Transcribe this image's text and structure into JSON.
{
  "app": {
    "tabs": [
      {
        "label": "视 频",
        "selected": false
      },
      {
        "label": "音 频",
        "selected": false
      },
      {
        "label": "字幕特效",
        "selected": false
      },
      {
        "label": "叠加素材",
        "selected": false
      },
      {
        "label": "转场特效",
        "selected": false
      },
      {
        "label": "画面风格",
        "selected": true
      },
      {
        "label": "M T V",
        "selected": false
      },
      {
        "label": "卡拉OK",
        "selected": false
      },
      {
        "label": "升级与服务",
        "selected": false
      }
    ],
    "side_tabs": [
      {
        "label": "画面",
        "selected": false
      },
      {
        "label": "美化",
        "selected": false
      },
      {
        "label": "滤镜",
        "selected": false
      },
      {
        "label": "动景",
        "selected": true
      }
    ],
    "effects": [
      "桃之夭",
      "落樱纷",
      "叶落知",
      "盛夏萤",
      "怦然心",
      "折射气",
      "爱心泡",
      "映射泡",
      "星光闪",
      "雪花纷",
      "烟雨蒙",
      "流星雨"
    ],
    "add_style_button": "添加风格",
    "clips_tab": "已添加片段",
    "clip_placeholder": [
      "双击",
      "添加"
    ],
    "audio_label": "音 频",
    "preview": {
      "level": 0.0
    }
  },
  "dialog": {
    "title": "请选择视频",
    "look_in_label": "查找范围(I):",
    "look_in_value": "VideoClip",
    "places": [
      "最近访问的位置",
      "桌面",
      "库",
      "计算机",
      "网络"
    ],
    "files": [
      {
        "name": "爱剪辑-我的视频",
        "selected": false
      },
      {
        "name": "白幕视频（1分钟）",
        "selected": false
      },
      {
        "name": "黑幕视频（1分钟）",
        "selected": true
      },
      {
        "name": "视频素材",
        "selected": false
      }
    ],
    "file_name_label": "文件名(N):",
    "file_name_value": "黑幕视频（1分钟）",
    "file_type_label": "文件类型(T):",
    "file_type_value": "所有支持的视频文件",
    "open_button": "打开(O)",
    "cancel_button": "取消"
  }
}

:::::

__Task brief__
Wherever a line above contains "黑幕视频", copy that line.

__Output of the task__
        "name": "黑幕视频（1分钟）",
    "file_name_value": "黑幕视频（1分钟）",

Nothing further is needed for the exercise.